Felt initial delight on checking site stats, at seeing a relatively enormous number of comments had been posted. Most turned out to be spam, which was mildly disappointing, though funnily enough I actually rather enjoyed reading them.

Is it compulsory, I wondered, for spam to be written so badly? Why would someone who is trying to flog a service – in this case, various kinds of web-hosting and SEO – opt for Double Dutch as their language of choice?

It seems a shame that such glorious examples of mediocre English should go to waste, so here are some of the best bits before I consign them to the trash.

“I like this weblog very much, Its a very nice berth to read and obtain information,” said the first spammer.

Aw, that’s nice, thanks! First time I’ve ever been told I have a nice berth – whatever that is.

Another spammer wrote: “I don’t unremarkably comment but I gotta admit appreciate it for the post on this special one”.

Glad to hear I am appreciated, if only “unremarkably”.

Winning the award for Most Incomprehensible Mangling of the English Language is this contender:  “Thanks for spending some time to talk about this approach, I think honestly with it and then cherish reading through more to do with this subject. However, if opportunity, any time you realize know-how, everything that thought processes updating your primary net equipped with in addition details? This is useful for me.” Sic.

This latter one is so bad it’s probably the result of free online translation software. It reminded me of the results when, bored one night, I got the internet to translate Keats’ “Ode to a Nightingale” into French, and then back, then back into French, then back to English again. With each translation it became less and less coherent, and more and more funny. I might try it again sometime and post the results here.

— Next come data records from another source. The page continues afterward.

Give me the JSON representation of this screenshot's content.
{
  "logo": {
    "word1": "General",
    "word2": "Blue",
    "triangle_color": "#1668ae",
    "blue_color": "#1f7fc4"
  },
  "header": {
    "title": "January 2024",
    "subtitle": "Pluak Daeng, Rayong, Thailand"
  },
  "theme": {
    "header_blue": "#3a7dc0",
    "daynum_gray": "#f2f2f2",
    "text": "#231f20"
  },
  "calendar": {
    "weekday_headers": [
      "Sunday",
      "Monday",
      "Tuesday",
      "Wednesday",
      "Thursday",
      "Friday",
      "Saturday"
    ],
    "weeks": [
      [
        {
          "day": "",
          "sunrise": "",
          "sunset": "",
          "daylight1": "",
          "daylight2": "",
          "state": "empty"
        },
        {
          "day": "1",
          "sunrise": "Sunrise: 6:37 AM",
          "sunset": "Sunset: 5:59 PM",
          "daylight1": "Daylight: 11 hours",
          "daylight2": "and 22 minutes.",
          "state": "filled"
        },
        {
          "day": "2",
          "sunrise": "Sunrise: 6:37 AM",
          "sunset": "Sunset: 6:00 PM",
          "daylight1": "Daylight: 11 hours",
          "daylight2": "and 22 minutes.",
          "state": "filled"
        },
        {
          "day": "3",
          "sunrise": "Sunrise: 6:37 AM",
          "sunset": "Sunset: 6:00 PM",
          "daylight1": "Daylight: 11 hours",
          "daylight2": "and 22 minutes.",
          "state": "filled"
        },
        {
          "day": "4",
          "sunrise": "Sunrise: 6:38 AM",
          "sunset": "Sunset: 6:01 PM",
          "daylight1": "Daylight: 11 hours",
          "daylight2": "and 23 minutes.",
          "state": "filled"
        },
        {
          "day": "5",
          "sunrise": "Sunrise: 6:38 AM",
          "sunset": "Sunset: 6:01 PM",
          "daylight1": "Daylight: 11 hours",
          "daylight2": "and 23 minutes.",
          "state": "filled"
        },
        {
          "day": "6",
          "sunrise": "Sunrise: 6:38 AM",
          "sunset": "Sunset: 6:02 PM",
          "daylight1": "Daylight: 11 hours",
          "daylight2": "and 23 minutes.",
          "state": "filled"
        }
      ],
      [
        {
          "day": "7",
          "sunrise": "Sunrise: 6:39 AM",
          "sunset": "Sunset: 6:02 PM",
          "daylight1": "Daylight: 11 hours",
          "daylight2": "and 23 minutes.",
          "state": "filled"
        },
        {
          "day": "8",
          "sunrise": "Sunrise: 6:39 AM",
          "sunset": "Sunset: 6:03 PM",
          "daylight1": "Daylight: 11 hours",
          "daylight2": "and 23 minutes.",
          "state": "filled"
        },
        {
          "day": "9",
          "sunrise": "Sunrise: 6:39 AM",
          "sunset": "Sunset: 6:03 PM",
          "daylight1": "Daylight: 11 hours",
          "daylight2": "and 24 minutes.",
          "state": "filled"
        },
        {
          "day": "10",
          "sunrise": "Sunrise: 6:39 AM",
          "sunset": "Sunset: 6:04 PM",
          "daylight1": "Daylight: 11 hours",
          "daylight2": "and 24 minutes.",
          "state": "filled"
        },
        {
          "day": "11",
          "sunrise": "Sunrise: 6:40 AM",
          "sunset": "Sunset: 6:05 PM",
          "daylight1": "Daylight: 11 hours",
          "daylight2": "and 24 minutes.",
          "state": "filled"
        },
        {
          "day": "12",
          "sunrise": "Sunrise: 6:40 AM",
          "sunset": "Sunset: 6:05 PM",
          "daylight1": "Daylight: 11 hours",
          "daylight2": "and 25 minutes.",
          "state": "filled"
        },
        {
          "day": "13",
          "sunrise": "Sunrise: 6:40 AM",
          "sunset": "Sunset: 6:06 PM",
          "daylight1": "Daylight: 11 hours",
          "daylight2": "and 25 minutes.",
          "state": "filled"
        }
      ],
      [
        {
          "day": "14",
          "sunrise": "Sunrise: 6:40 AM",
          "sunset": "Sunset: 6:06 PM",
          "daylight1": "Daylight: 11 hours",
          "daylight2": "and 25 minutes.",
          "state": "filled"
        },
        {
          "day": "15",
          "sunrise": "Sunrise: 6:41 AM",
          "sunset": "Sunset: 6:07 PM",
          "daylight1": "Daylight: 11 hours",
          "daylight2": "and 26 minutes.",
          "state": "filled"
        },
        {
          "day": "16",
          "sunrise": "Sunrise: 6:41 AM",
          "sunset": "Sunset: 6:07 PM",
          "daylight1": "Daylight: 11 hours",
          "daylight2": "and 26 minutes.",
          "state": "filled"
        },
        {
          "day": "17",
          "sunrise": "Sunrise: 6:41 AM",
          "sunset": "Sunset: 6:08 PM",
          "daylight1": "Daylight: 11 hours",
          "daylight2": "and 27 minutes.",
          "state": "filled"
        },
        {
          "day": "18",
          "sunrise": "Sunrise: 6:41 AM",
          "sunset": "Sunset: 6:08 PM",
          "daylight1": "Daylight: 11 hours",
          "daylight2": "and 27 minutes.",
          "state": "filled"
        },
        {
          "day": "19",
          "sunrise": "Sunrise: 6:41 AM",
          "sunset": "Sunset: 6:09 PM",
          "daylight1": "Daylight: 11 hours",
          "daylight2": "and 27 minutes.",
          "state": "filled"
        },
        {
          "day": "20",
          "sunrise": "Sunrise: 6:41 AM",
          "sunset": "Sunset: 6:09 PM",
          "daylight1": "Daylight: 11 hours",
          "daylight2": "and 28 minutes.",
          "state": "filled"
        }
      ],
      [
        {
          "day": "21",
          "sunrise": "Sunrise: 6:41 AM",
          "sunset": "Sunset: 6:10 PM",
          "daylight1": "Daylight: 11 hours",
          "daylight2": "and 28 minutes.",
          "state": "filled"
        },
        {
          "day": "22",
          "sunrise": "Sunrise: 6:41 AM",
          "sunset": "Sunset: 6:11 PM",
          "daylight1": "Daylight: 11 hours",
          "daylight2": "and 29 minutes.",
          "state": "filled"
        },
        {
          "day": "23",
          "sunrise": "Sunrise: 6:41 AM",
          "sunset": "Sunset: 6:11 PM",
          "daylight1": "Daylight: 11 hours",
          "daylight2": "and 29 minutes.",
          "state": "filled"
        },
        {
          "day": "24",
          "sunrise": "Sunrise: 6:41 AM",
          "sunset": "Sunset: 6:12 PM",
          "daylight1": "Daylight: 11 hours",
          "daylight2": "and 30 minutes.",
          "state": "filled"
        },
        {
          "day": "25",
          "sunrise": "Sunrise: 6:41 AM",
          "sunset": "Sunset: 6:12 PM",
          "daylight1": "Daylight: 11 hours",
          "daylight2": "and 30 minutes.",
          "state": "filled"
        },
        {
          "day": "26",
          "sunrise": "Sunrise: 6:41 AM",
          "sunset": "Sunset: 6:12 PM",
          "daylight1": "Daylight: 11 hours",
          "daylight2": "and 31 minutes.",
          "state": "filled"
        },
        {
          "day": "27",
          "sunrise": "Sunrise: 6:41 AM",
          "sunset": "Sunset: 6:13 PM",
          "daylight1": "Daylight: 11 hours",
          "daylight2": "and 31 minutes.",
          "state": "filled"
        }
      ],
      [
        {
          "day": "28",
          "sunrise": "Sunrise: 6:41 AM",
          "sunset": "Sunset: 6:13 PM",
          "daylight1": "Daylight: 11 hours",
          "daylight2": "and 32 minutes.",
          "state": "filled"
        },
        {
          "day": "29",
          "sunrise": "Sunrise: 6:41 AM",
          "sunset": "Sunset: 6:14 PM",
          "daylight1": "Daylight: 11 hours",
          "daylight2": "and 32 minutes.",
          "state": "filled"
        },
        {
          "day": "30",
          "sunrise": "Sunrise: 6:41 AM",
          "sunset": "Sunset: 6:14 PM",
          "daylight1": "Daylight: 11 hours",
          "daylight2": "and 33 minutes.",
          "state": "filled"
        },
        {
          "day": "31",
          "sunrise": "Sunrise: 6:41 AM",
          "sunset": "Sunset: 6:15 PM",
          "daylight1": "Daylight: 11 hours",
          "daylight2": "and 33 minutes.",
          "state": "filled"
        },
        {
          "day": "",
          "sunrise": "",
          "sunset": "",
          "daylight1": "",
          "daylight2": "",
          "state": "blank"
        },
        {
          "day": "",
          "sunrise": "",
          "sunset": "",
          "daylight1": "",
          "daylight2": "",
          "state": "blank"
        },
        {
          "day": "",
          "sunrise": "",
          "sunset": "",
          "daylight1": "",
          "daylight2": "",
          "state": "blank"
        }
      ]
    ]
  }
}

Pic credit: Master Isolated Images, http://www.freedigitalphotos.net/images/view_photog.php?photogid=1962